NEW YORK – Aptly named Damayan, which means “to help each other,” Damayan Migrant Workers Association’s mission is to help kababayans by educating and empowering low-wage Filipino workers to fight for their rights.
Members from the New York and New Jersey area undergo a program called “workers academy,” which is a four-part workshop series on worker’s rights and skills.
Damayan Community Organizer Riya Ortiz said, “Open siya sa lahat ng Damayan members, most especially doon sa mga members namin na meron bagong kaso – so meaning yung may mga stolen wages, mga trafficking survivors, yung mga trinaffic ng diplomats or mga placement agencies…”
Members are mostly OFW’s who came to the US via H2B seasonal, low-skilled workers’ visas or A3 diplomatic visas for domestic workers.
The first step: Members get to share their stories of migration.
Ortiz said, “Dahil sa kahirapan, saka kawalan ng trabaho sa Pilipinas, tinulak sila na mag-migrate di ba, so hindi lang yan kuwento ng isa, kwento yan ng lahat ng Pilipino.”
Ilocos Sur native, Polly is one of these workers.
He came to the US in 2008 with an H2B seasonal workers visa to work as a waiter for a golf club in Upstate New York.

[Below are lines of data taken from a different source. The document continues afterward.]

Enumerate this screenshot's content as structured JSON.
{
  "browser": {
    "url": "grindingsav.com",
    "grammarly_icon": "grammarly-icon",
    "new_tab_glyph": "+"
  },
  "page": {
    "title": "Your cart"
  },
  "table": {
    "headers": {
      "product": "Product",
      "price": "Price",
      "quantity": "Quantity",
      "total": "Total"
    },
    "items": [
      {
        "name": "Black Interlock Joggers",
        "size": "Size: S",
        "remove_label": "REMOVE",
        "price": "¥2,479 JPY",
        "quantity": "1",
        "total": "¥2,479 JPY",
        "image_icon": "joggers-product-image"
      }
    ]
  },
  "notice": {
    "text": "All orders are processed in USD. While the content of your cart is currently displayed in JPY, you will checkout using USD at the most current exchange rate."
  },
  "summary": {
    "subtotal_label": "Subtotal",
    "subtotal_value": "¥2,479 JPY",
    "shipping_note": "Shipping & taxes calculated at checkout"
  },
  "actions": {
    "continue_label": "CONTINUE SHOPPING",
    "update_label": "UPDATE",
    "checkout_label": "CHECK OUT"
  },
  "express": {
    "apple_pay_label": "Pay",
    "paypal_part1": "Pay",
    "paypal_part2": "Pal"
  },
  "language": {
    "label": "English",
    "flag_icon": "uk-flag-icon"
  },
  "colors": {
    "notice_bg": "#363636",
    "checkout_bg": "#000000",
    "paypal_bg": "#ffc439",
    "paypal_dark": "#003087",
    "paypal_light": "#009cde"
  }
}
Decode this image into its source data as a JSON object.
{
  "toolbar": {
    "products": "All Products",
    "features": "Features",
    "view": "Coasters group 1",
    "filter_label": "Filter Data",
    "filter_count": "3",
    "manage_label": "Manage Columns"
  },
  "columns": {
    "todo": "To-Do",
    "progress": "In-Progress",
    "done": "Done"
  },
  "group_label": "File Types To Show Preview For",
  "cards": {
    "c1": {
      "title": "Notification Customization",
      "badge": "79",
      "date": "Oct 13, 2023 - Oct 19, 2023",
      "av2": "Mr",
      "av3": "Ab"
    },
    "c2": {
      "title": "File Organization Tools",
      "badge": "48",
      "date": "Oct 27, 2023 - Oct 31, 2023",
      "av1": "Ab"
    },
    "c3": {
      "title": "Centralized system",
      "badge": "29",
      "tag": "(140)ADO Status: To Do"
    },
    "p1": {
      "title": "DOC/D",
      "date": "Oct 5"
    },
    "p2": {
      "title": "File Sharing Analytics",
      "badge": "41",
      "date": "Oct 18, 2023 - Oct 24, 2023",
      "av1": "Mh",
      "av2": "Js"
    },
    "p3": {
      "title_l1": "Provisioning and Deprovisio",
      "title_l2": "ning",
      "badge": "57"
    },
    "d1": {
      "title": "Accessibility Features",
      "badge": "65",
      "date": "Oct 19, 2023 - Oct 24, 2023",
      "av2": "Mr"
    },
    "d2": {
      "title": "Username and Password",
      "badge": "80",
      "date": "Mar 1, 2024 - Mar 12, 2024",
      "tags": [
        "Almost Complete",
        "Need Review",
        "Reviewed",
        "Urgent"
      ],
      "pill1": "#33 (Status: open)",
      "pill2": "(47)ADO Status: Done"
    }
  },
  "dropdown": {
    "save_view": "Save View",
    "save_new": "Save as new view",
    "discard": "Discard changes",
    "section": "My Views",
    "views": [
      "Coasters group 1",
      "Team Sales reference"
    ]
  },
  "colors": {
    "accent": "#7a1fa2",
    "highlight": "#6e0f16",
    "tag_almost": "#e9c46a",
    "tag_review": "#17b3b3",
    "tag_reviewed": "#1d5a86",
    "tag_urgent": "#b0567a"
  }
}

His employers was promised him $10 dollars an hour, full-time work, with free housing and free transportation to and off from work.
He spent nearly $5,000 in placement and training fees to become an Overseas Filipino Worker, leaving behind his wife and kids.
Polly said, “Dun sa kontrata na i-prinisinta nila, baliktad lahat yun, ang nangyari marami kami sa bahay, ang transportation — naglalakad kami, nag-isyu sila ng bisikleta pero babayaran naming yun.”
Unaware of his rights as a worker in a foreign country, he said he continued to work for less than $5 an hour, with no overtime pay and he was even charged $520 per month for housing.
“Napakahirap, minsan, naghahangad tayo ng kaginhawahan sa buhay, ang hangarin lang natin ay mapabuti ang ating pamilya, minsan ang kapalit nito and kapalit ay sakripisyo, paghihirap at kung minsan minamalas ka, pagmamalupitan ka pa.”
He eventually overstayed his visa. Unable to go home, he missed the funeral of one of his kids.
“Mabigat, hanggang ngayon dala-dala ko pa rin yan,” Polly said, “May mga kapalit din eh, habang sa kawala ko sa kanila, eh napakahirap.”
With the help of Damayan Migrant Workers Academy Polly, together with 24 others, were able to file three cases of wage theft, six cases of human trafficking and 15 cases of fraud in labor contracts against their employers.
To date, Damayan has helped Filipino workers recover more than $700,000 in wage theft from more than 50 abusive employers.
Polly and this new batch of migrant Filipinos hope they too will receive the justice they say they deserve for being abused as foreign workers.